Though palliative care is her current topic of focus, Reanne Booker is well-versed in the stigma that surrounds another tricky topic: sexual health. Booker finds it amusing how personal a clinician can be with a patient but can still feel uncomfortable bringing up sexual health.
“It’s funny, we ask a lot more invasive questions of our patients,” she says. “We’ll ask them about the size, consistency and colour of their bowel movements, but there can be apprehension on behalf of both the patient and clinician to bring sexual health up.”
Early on in her career, Booker observed and participated in a lot of conversations with patients.
Often, health-care providers may consider sexual health as taboo or off-limits to bring up with patients. Factors like culture, religion and various life experiences all play into an awkwardness around the topic. But sexual health issues after cancer are very common and should be a normalized part of patient care.
“[Sexual health] is not specifically linked to any particular type of cancer or treatment. It’s relatively ubiquitous,” Booker says.
Interestingly, this hesitancy to broach the topic of sexual health can often come from the clinician’s side. Once a health-care provider steps over that unseen barrier and addresses it, patients are usually more than willing to open up.
“If a clinician brings it up first, patients are very willing to talk about it,” Booker says. “The stigma and barrier really lie with us as health-care providers.”
Cancer, and illness in general, can greatly affect a person’s sex life in myriad ways, which is why it’s so important for clinicians to acknowledge it with patients. Side-effects of cancer treatment, like nausea and pain, can lower sex drive, and many chemotherapy approaches can have serious impacts on fertility for both men and women. Self-esteem and self-image can also take a hit as a person’s body changes from treatment, which can influence a desire to be intimate. Beyond distracting physical symptoms, cancer can put a strain on personal relationships as patients need to prioritize their energy and time for treatment and recovery. Plus, patients may not know how to bring up whether or not they can, or want to be, intimate with a partner, says Booker.
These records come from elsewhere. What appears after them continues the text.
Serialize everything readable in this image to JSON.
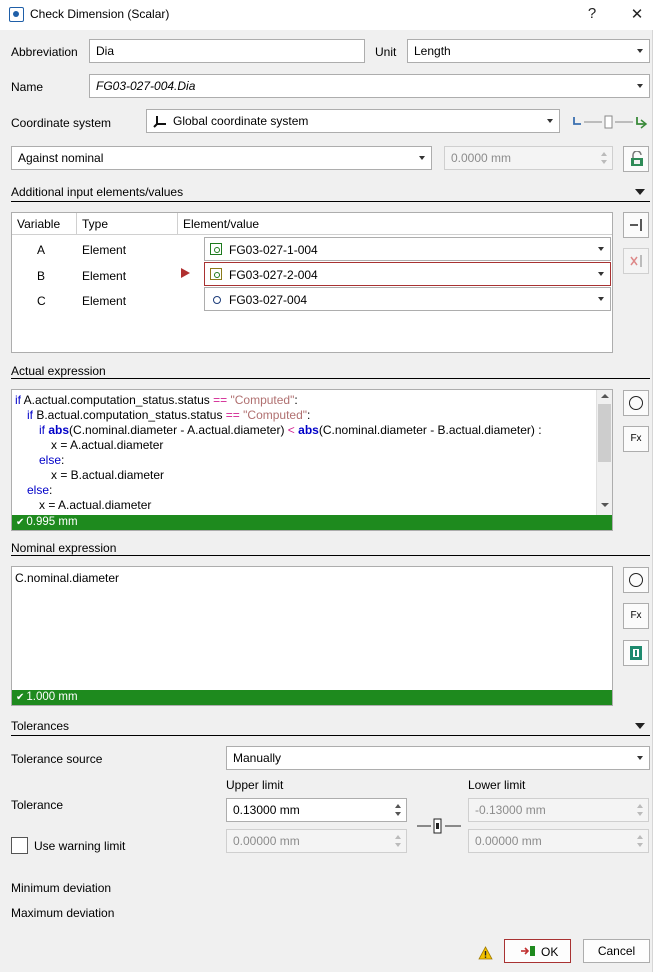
{
  "window": {
    "title": "Check Dimension (Scalar)",
    "help": "?",
    "close": "✕"
  },
  "abbreviation": {
    "label": "Abbreviation",
    "value": "Dia"
  },
  "unit": {
    "label": "Unit",
    "value": "Length"
  },
  "name": {
    "label": "Name",
    "value": "FG03-027-004.Dia"
  },
  "coord": {
    "label": "Coordinate system",
    "value": "Global coordinate system"
  },
  "nominal_mode": {
    "value": "Against nominal",
    "offset": "0.0000 mm"
  },
  "additional": {
    "title": "Additional input elements/values",
    "columns": [
      "Variable",
      "Type",
      "Element/value"
    ],
    "rows": [
      {
        "variable": "A",
        "type": "Element",
        "element": "FG03-027-1-004"
      },
      {
        "variable": "B",
        "type": "Element",
        "element": "FG03-027-2-004"
      },
      {
        "variable": "C",
        "type": "Element",
        "element": "FG03-027-004"
      }
    ]
  },
  "actual": {
    "title": "Actual expression",
    "result": "0.995 mm",
    "fx": "Fx"
  },
  "nominal": {
    "title": "Nominal expression",
    "code": "C.nominal.diameter",
    "result": "1.000 mm",
    "fx": "Fx"
  },
  "tolerances": {
    "title": "Tolerances",
    "source_label": "Tolerance source",
    "source_value": "Manually",
    "upper_label": "Upper limit",
    "lower_label": "Lower limit",
    "tolerance_label": "Tolerance",
    "upper_value": "0.13000 mm",
    "lower_value": "-0.13000 mm",
    "warning_label": "Use warning limit",
    "warn_upper": "0.00000 mm",
    "warn_lower": "0.00000 mm"
  },
  "deviation": {
    "min_label": "Minimum deviation",
    "max_label": "Maximum deviation"
  },
  "buttons": {
    "ok": "OK",
    "cancel": "Cancel"
  }
}
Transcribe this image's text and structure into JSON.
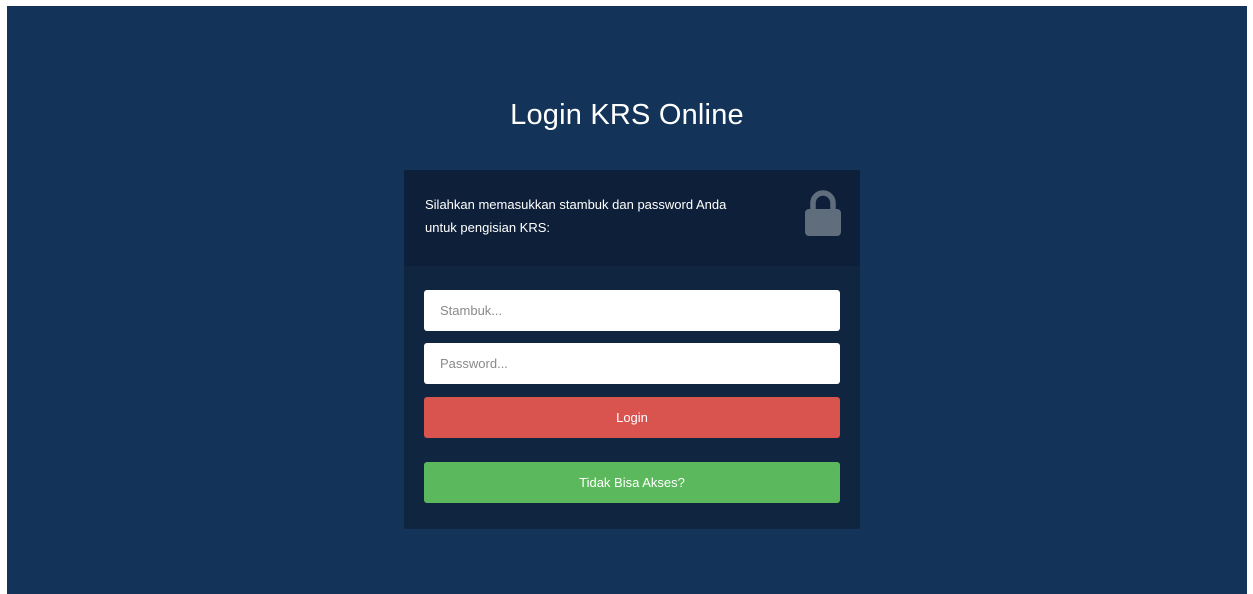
{
  "page": {
    "title": "Login KRS Online"
  },
  "login_card": {
    "instruction_line1": "Silahkan memasukkan stambuk dan password Anda",
    "instruction_line2": "untuk pengisian KRS:",
    "header_icon": "lock-icon",
    "stambuk_placeholder": "Stambuk...",
    "stambuk_value": "",
    "password_placeholder": "Password...",
    "password_value": "",
    "login_label": "Login",
    "help_label": "Tidak Bisa Akses?"
  },
  "colors": {
    "background": "#143358",
    "card": "#10253f",
    "card_header": "#0e2039",
    "login_button": "#d9534f",
    "help_button": "#5cb85c",
    "lock_icon": "#5f6d7c"
  }
}
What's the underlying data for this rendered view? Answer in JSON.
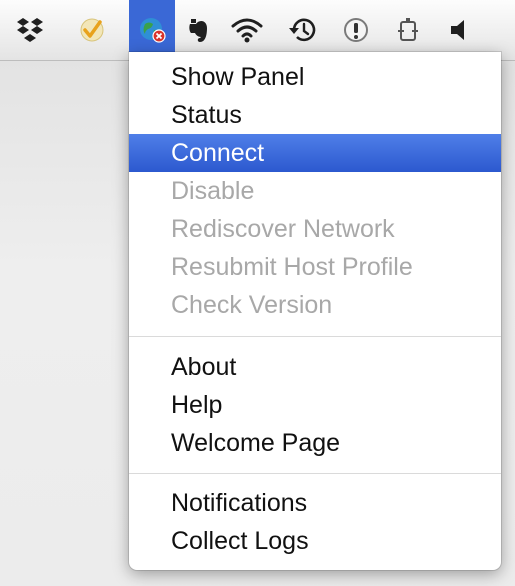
{
  "menubar": {
    "icons": [
      {
        "name": "dropbox-icon"
      },
      {
        "name": "checkmark-shield-icon"
      },
      {
        "name": "globe-network-icon",
        "active": true
      },
      {
        "name": "evernote-elephant-icon"
      },
      {
        "name": "wifi-icon"
      },
      {
        "name": "time-machine-icon"
      },
      {
        "name": "alert-icon"
      },
      {
        "name": "battery-icon"
      },
      {
        "name": "volume-icon"
      }
    ],
    "active_color": "#3a68d6"
  },
  "menu": {
    "items": [
      {
        "label": "Show Panel",
        "state": "enabled"
      },
      {
        "label": "Status",
        "state": "enabled"
      },
      {
        "label": "Connect",
        "state": "highlighted"
      },
      {
        "label": "Disable",
        "state": "disabled"
      },
      {
        "label": "Rediscover Network",
        "state": "disabled"
      },
      {
        "label": "Resubmit Host Profile",
        "state": "disabled"
      },
      {
        "label": "Check Version",
        "state": "disabled"
      },
      {
        "label": "About",
        "state": "enabled"
      },
      {
        "label": "Help",
        "state": "enabled"
      },
      {
        "label": "Welcome Page",
        "state": "enabled"
      },
      {
        "label": "Notifications",
        "state": "enabled"
      },
      {
        "label": "Collect Logs",
        "state": "enabled"
      }
    ],
    "highlight_color": "#3a68d6",
    "disabled_color": "#a8a8a8"
  }
}
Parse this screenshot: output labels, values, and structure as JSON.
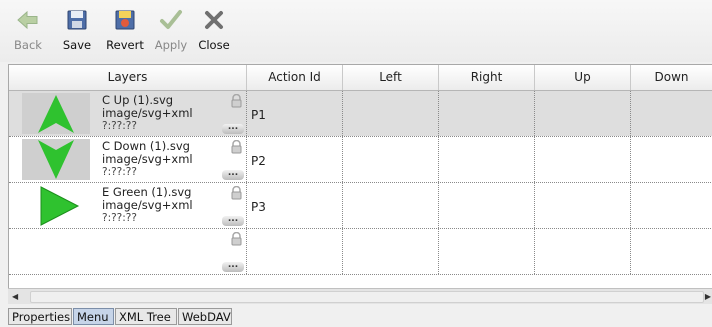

“If their treatment goes on for a year or more, that’s a huge imposition for a lot of people and can be very damaging to their relationships and quality of life,” she says.
To address these unique concerns about sexual health, Booker and several other health-care providers, from a variety of disciplines, secured funding to develop a sexual health program for cancer centres across Alberta in 2016. Now a permanent program, Oncology and Sexuality, Intimacy and Survivorship (OASIS) is offered out of the Tom Baker Cancer Centre, Cross Cancer Institute and Westmount Shopping Centre in Edmonton. The program seeks to better educate patients and health-care providers through specialized sexual health support and treatment.
Through OASIS, which partners with Alberta Health Services and CancerControl Alberta, (and at one time was funded through the Alberta Cancer Foundation) patients can attend workshops on vaginal changes post-diagnosis, access information about erectile dysfunction related to cancer treatment, and much more. Program counsellors offer patient support and can also help direct them to information and resources about a specific area of concern. Online and print materials created by program experts are readily available in cancer centres for patients, too.
As for medical professionals, OASIS provides group training and direct one-on-one support to clinicians who have questions about sexual health after cancer. It also connects health-care providers to resources about cancer and sexuality, including tools for how to broach the topic and relevant research.
All these initiatives are important to dismantling the barriers to an open discussion about sexual health. “Helping to normalize it is the first step,” Booker says.
FAQ on sex and cancer with Reanne Booker
Can I get/catch/transfer cancer during sex?
For the most part, no. While there are some cancers that can be associated with infections passed on by sexual activity (HPV and hepatitis B and C), the vast majority of cancers are not associated with such infections.
Should I stop all sexual activity during treatment?
You don’t need to stop all physical touch and intimacy, but you could consider modifying sexual activity if it is too strenuous and should always consult your doctor beforehand. Different approaches can be perfectly safe throughout treatment.
Will being sick completely wipe out my desire to have sex?
There is a growing body of literature to suggest that many patients have desires, but some don’t. Even those who are really sick may still have a desire to be sexual.
Should I abstain from initiating intimacy with my partner when they have cancer?
Communicate openly with your partner, regardless of the outcome. Often, after the initial shock of diagnosis, a desire to be intimate remains. Help is available for these concerns from your doctor.